What are Pulmonary Function Tests?
It is a method of screening the function of the lungs. A chest X-ray provides a picture of the anatomy of the lungs, but does not tell you how well they function. A pulmonary function test (PFT) first measures how much air can be expelled from the lungs, after they are filled to maximum. That part of the test is known as the Forced Vital Capacity (FVC). Next the test measures how fast the air can be expired, forced expiratory volume in one second or FEV1. This specific step is an important measurement when evaluating conditions that affect the airways, such as asthma and COPD, where there is narrowing of the airways which causes a slowing of the flow of air. There are several other measurements that can be assessed during a full PFT, including lung volume compartments and diffusion capacity, but for now let’s keep it simple.
Differences in Normal PFT Values
What is relevant to this story is the question of what constitutes normal values? As a person ages, the natural elasticity of the lungs decreases and this affects the flow of air. So there are different normal values for different age groups. Height will also determine different normal values, so specialists must correct the measurements by factoring in the size of the individual. Finally, there are also gender differences that have to be factored into the final calculations. So for every test there are the measured values and then, how they are, compared to the normal values that would be expected for this individual.

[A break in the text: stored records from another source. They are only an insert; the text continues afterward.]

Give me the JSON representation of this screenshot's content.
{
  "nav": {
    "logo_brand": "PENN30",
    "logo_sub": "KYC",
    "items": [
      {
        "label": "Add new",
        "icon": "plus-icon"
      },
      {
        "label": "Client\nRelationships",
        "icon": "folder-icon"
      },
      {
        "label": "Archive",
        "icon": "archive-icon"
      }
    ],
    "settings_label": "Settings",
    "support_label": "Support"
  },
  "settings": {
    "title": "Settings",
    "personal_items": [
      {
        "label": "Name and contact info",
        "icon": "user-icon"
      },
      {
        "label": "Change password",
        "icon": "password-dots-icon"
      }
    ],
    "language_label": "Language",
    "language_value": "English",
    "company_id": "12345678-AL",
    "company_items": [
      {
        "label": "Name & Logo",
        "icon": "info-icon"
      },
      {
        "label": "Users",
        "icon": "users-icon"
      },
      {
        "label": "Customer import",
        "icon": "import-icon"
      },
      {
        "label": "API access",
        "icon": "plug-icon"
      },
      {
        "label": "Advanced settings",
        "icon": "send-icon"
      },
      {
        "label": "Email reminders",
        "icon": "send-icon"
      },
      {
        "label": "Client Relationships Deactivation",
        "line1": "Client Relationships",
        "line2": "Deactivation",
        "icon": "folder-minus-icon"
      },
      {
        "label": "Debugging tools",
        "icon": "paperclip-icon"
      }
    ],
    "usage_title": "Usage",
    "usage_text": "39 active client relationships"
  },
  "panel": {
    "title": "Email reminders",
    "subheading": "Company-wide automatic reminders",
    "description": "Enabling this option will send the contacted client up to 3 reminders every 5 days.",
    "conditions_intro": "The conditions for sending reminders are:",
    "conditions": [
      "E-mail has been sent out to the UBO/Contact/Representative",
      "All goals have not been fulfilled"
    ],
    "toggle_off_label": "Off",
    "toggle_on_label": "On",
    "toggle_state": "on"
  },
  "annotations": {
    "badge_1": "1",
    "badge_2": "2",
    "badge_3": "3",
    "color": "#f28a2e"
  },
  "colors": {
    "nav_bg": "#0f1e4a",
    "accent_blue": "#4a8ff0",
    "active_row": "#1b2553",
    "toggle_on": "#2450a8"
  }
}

How were the standard normal values determined?
The tables of normal values commonly used by most laboratories are called the Knudsen and Bohousse tables, which were derived from a designated population of Scandinavian descent. You would think, as the U.S. Constitution says, that “all men are created equal,” but scientific evidence suggests that there are anthropomorphic differences between races. It is postulated that African Americans have a smaller trunk proportional to their height, and their legs are larger. The net result is that their lung volumes are 12 percent smaller than their Scandinavian counterparts.

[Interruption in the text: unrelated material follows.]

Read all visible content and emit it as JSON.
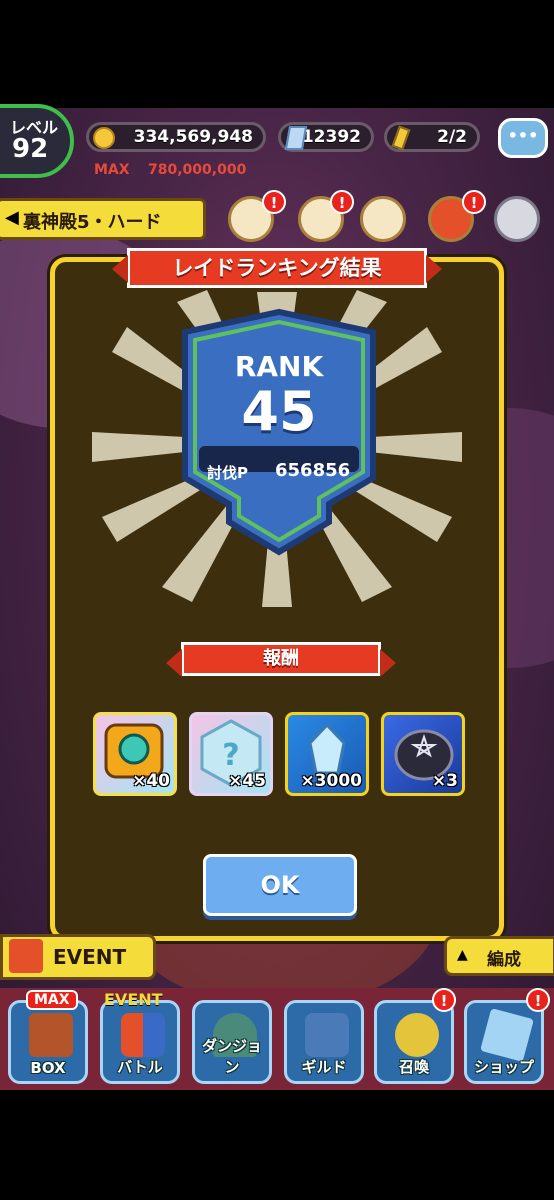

There are other variables that impact PFT results, such as the environment where one lives, the size of a person’s abdomen which can impact how completely the lungs expand, and the person’s performance at the time of the test.
Obviously pulmonary function should be interpreted according to the clinical context of the patient. The PFT is useful when the doctor orders the screening to assess a specific situation. It should not be used on the general population as a routine or general screening. Unfortunately, screenings are frequently used on individuals who practice in specific occupations, like welders and spray painters, who need to use tight fitting respirator-type masks.
Not taking into account individual differences, including ethnicity, may be proven unfair as claimed by the litigant in the New York Post story. We’ll have to wait and see how that story turns out.
Eli Hendel, M.D., is a board-certified internist/pulmonary specialist with board certification in Sleep Medicine. An Assistant Clinical Professor of Medicine at Keck-University of Southern California School of Medicine, and Qualified Medical Examiner for the State of California Department of Industrial Relations, his areas include asthma, COPD, sleep disorders, obstructive sleep apnea, and occupational lung diseases. Favorite hobby? Playing jazz music. Find him on Twitter @Lung_doctor.